Segment Open

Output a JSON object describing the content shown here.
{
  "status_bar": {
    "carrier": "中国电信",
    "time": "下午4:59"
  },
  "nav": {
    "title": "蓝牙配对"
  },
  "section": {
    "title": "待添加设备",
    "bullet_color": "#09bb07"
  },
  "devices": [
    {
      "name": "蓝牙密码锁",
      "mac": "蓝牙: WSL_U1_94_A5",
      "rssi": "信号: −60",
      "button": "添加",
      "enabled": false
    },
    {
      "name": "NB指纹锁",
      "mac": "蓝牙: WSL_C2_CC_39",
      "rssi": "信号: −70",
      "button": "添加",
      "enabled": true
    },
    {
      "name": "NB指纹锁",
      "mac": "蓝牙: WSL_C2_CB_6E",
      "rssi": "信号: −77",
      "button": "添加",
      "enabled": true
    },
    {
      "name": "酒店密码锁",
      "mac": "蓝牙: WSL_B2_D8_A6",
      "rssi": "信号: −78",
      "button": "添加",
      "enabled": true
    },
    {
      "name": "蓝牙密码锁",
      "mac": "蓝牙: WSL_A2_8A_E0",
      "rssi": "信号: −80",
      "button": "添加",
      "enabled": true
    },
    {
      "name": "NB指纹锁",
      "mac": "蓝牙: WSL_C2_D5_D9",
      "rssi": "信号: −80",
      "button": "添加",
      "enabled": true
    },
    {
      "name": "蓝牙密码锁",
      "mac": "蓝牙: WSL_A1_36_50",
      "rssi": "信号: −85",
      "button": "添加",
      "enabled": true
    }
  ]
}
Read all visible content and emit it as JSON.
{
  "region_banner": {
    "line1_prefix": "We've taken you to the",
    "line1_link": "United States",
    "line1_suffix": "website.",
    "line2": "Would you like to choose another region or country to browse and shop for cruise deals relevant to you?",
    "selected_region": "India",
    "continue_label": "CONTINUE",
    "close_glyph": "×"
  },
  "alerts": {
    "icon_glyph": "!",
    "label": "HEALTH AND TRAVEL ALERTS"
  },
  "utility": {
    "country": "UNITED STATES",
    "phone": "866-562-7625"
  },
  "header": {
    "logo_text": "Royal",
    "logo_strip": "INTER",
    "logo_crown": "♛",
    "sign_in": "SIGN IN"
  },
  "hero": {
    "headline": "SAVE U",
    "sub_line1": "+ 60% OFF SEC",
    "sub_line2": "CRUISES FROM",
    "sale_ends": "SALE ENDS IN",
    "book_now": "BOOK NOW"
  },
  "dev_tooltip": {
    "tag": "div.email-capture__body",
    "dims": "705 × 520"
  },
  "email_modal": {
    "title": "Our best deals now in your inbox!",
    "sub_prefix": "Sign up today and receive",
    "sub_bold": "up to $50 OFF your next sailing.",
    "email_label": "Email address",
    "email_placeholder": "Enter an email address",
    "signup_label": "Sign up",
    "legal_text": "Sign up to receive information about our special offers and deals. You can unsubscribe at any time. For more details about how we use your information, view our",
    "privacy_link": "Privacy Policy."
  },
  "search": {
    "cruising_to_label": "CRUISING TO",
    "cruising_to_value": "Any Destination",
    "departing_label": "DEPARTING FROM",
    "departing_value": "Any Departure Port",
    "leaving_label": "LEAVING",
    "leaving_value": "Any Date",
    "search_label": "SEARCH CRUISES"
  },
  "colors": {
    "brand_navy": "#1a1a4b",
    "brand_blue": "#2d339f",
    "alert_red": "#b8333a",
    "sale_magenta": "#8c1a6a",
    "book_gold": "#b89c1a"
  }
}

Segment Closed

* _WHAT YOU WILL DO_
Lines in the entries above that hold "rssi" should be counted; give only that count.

* _RESPONSE BOX_
7